[[ DATASET EXCERPTS, beginning ]]

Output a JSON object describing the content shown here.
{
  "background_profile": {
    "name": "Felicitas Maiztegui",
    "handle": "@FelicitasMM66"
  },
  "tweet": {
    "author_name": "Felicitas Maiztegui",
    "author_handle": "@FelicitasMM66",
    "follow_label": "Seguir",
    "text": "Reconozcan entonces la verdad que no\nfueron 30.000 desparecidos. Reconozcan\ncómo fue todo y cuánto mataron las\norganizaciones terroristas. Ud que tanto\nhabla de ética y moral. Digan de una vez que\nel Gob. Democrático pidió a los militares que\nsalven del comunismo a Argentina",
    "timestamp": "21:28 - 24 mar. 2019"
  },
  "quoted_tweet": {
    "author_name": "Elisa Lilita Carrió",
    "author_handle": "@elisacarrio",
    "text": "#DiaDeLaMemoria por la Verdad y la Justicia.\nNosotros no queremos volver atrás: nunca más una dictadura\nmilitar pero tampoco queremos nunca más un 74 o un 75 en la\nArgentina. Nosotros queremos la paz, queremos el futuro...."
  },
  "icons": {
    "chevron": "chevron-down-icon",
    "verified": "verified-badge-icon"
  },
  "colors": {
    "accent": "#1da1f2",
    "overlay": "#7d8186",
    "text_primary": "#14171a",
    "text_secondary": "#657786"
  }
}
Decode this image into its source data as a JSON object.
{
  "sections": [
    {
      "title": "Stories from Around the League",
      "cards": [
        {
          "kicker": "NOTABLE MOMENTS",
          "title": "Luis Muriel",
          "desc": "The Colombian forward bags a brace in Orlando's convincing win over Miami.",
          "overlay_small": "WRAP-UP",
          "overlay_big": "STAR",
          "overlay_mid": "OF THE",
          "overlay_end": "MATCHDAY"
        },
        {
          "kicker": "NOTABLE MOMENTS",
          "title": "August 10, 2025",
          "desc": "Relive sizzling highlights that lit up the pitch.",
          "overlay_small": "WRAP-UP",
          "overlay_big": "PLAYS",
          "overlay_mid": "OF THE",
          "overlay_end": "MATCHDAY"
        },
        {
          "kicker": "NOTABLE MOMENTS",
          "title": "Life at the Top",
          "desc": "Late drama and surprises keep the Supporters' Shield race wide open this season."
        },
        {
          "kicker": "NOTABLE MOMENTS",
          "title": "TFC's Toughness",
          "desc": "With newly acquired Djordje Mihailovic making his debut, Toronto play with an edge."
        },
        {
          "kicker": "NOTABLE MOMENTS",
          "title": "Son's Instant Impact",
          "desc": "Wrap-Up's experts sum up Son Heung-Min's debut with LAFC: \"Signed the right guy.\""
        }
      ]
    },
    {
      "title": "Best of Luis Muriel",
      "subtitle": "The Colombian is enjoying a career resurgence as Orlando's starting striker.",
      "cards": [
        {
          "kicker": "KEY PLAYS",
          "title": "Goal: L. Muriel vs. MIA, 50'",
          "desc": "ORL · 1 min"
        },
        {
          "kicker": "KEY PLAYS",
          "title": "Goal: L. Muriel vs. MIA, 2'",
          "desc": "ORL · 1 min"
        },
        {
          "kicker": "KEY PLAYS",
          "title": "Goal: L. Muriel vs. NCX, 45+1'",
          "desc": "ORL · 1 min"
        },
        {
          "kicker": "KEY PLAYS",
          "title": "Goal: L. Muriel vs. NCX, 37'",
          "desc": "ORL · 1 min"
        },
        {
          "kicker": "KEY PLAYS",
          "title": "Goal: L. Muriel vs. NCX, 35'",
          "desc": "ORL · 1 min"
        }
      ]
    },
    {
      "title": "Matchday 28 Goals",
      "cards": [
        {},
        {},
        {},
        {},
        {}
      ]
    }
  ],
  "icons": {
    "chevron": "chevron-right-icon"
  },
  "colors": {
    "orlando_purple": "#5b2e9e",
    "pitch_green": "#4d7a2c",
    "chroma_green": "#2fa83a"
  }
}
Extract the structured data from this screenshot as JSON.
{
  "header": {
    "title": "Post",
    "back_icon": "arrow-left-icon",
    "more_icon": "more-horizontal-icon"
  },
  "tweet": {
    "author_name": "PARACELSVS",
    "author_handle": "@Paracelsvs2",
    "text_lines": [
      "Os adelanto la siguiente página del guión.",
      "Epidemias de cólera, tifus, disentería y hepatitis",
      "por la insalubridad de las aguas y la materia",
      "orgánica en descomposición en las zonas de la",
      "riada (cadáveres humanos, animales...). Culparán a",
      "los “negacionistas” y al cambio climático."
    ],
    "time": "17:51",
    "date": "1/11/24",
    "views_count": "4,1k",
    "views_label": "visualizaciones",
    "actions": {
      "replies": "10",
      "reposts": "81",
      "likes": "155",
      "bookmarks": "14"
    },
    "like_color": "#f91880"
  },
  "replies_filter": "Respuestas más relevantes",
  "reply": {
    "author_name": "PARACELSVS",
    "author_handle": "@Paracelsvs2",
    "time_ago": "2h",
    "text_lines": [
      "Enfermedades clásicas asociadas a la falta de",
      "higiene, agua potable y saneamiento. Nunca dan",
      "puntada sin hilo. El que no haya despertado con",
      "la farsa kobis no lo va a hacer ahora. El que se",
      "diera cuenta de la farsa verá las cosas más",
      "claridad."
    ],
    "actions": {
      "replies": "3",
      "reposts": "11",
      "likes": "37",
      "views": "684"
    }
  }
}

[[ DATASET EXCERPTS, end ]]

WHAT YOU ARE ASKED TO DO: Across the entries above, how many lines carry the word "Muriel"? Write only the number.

SOLUTION TO THIS TASK: 7